As with every set, not everyone felt that these complaints were justified. Alongside admitting that “Limited wasn’t great,” for instance, u/ApplesauceArt stated that “I personally loved the flavor and art direction. I’m a big advocate for more modern art stuff in Magic, so it was right up my alley.” There was even some love shared for Streets of New Capenna’s stunning but bafflingly undermarketed soundtrack.
In an extensive and equally entertaining rant, u/Mr_Squids, detailed how Dragon’s Maze “just straight up did not work.” Much of the blame for this was on Dragon’s Maze’s overzealous ambition that crammed all ten guilds into a set with only 156 cards. While this was already problematic, Dragon’s Maze also features one of Magic’s most baffling Limited environments. By drafting Dragon’s Maze first, then Gatecrash, then Return to Ravnica, players were forced to try and predict what was to come rather than using Dragon Maze’s litany of guilds to glue their deck together at the end of the Draft.
On top of having a Draft environment that’s better left forgotten, Dragon’s Maze was also seriously underpowered. “I think Dragon’s Maze might have the lowest percentage of playables I have ever seen from a single set,” u/Mr_Squids noted. With “tons of fiddly cards that did almost nothing … cards that were just overcosted to unplayability… [and] cards that seemingly only existed for the meme factor,” Dragon’s Maze had little to make it memorable. Many players noted that only one card in Dragon’s Maze was remotely playable Voice of Resurgence. While this card soared in price and dominated Standard, ultimately, it couldn’t save the entire set.
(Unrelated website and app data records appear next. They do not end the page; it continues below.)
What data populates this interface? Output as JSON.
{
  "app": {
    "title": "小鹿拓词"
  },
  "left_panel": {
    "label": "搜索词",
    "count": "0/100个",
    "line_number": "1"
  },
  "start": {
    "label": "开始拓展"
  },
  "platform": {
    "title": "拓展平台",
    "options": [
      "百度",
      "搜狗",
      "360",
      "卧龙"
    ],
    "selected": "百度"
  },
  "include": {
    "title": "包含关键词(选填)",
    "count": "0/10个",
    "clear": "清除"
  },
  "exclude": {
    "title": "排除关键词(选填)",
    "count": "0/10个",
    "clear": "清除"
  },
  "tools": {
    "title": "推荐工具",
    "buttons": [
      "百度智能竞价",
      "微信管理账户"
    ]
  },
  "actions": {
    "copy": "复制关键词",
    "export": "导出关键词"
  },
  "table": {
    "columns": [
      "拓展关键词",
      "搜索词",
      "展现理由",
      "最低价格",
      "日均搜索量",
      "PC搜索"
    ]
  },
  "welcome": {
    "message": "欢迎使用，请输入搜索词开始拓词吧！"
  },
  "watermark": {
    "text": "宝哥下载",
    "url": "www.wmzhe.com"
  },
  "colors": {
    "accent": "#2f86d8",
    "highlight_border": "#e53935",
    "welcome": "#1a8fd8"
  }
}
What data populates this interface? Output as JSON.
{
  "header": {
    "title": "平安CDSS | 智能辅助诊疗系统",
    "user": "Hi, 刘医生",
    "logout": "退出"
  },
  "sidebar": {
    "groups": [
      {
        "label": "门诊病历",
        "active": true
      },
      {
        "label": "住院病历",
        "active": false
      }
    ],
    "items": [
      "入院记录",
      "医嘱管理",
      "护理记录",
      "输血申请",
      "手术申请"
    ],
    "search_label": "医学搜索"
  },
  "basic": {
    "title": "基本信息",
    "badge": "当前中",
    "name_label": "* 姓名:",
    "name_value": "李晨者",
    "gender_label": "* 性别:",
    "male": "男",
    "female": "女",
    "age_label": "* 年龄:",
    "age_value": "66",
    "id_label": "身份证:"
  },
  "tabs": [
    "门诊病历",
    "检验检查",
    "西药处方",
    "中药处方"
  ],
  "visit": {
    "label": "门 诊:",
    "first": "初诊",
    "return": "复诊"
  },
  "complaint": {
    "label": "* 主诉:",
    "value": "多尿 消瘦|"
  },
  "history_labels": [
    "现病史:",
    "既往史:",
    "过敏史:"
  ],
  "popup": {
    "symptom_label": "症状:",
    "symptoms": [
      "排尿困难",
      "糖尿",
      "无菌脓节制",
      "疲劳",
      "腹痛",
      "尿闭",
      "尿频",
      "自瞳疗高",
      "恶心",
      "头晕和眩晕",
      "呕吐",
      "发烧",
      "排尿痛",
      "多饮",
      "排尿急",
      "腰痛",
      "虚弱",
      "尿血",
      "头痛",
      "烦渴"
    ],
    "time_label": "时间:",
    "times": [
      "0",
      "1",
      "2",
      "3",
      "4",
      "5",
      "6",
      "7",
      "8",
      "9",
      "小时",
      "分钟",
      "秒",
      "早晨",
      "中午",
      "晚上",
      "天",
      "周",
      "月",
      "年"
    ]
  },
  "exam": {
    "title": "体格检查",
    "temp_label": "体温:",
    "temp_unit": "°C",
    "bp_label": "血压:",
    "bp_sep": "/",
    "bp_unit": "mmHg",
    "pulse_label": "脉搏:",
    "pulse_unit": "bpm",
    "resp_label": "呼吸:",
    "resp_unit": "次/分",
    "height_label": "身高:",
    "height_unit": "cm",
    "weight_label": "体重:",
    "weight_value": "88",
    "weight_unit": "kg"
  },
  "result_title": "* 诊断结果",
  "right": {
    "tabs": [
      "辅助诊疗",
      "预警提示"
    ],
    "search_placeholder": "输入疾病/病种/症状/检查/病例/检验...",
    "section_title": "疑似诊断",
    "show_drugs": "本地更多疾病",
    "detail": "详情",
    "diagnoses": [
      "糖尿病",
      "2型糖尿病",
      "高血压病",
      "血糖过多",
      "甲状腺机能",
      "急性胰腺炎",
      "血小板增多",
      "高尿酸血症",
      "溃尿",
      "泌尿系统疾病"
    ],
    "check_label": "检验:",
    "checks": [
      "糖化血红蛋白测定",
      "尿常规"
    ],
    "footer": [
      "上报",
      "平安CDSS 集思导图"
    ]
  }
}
Battle for Zendikar
Despite my personal love for Eldrazi creatures and any set that includes them, Battle for Zendikar is not well-liked. By putting the focus on colorless creatures for a change, Battle for Zendikar “quite literally sucked all of the color out of an amazing plane.” Sadly, this colorless focus also caused a considerable color imbalance and a “really bad Draft environment” as a result. Battle for Zendikar also heavily disrupted Standard and caused an “Eldrazi Winter in Modern,” according to u/swishswishbish42.
While Battle for Zendikar caught some additional unnecessary flack from discontinued Core Sets, it ultimately failed to live up to its predecessor. As an utterly beloved plane, players had high expectations for their return to Zendikar. Unfortunately, Battle for Zendikar quickly dashed those hopes with disappointing returning mechanics and the missing fan favorites. As u/Altaria87 states, Battle for Zendikar was a “massive downgrade from the unique original Zendikar block.”
Bring It Back Better
During u/lisek’s opinion poll, the entire Kamigawa block isn’t often looked back upon favorably. With bad cards, bad mechanics, and flawed foundations, according to u/lilyvess, the Kamigawa block was a whole lot of awful. Despite all the hate against this much-mired plane, however, Wizards of the Coast recently brought players kicking and screaming back to Kamigawa. Despite appearing to be a recipe for disaster, Kamigawa: Neon Dynasty is lauded as one of the best sets in recent memory.
With revitalized mechanics that pay homage to the originals and exciting archetypes woven into the set’s design, even Mark Rosewater admits that Kamigawa: Neon Dynasty “was the homerun set of the year.” This unexpected success has laid the groundwork for many potential returns to once unpopular sets. As a blueprint for how to remaster a plane right, Kamigawa: Neon Dynasty has freed up Magic so it can travel anywhere in the multiverse once more. Despite all their flaws, returning to any of the above planes or sets could be on the cards for Magic’s future. For that, however, we’ll just have to wait and see, as there’s no telling what Wizards has in store beyond 2023.